Problem statement
Look for "When" in each line of the entries, and return the matching lines.

Collected data:
————————
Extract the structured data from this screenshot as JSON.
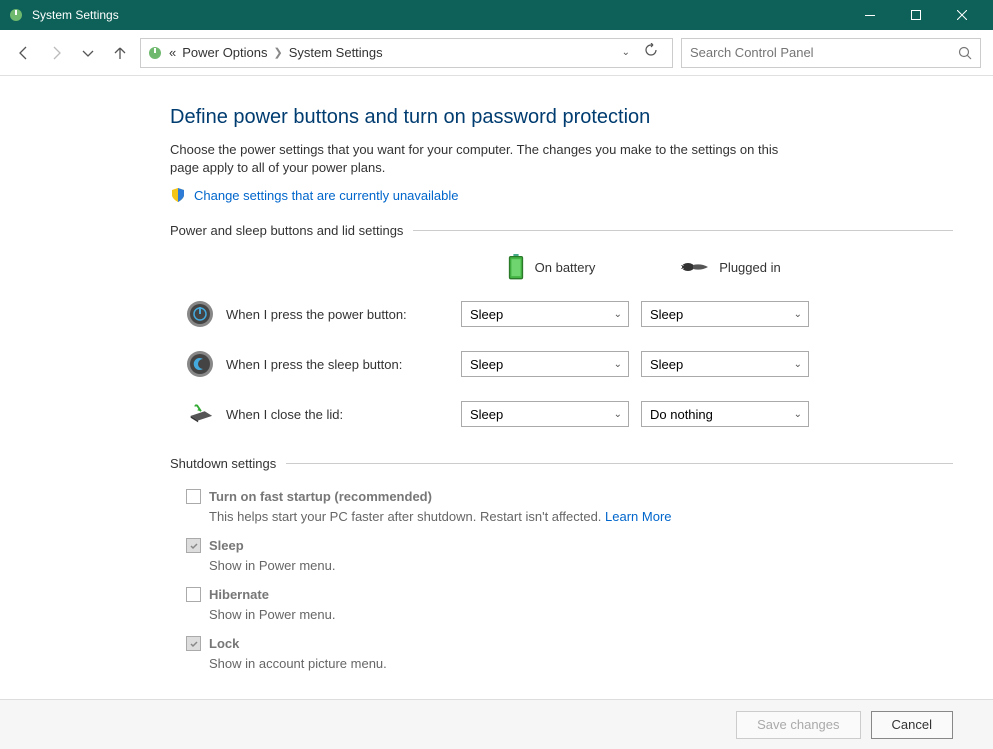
{
  "window": {
    "title": "System Settings"
  },
  "toolbar": {
    "breadcrumb_prefix": "«",
    "breadcrumb1": "Power Options",
    "breadcrumb2": "System Settings",
    "search_placeholder": "Search Control Panel"
  },
  "page": {
    "heading": "Define power buttons and turn on password protection",
    "description": "Choose the power settings that you want for your computer. The changes you make to the settings on this page apply to all of your power plans.",
    "change_link": "Change settings that are currently unavailable"
  },
  "power_section": {
    "header": "Power and sleep buttons and lid settings",
    "col_battery": "On battery",
    "col_plugged": "Plugged in",
    "rows": [
      {
        "label": "When I press the power button:",
        "battery": "Sleep",
        "plugged": "Sleep"
      },
      {
        "label": "When I press the sleep button:",
        "battery": "Sleep",
        "plugged": "Sleep"
      },
      {
        "label": "When I close the lid:",
        "battery": "Sleep",
        "plugged": "Do nothing"
      }
    ]
  },
  "shutdown_section": {
    "header": "Shutdown settings",
    "items": [
      {
        "label": "Turn on fast startup (recommended)",
        "desc": "This helps start your PC faster after shutdown. Restart isn't affected. ",
        "link": "Learn More",
        "checked": false
      },
      {
        "label": "Sleep",
        "desc": "Show in Power menu.",
        "checked": true
      },
      {
        "label": "Hibernate",
        "desc": "Show in Power menu.",
        "checked": false
      },
      {
        "label": "Lock",
        "desc": "Show in account picture menu.",
        "checked": true
      }
    ]
  },
  "footer": {
    "save": "Save changes",
    "cancel": "Cancel"
  }
}
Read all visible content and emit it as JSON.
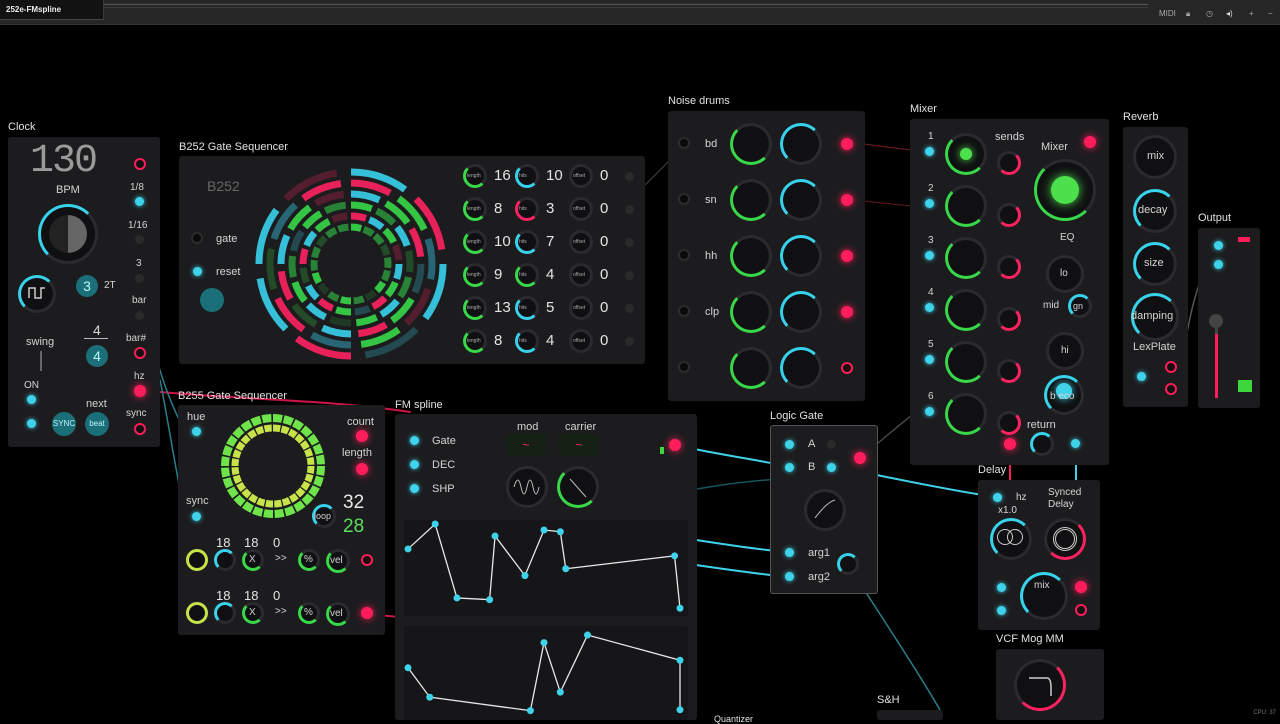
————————
Task result
        "label": "When I press the power button:",
        "label": "When I press the sleep button:",
        "label": "When I close the lid:",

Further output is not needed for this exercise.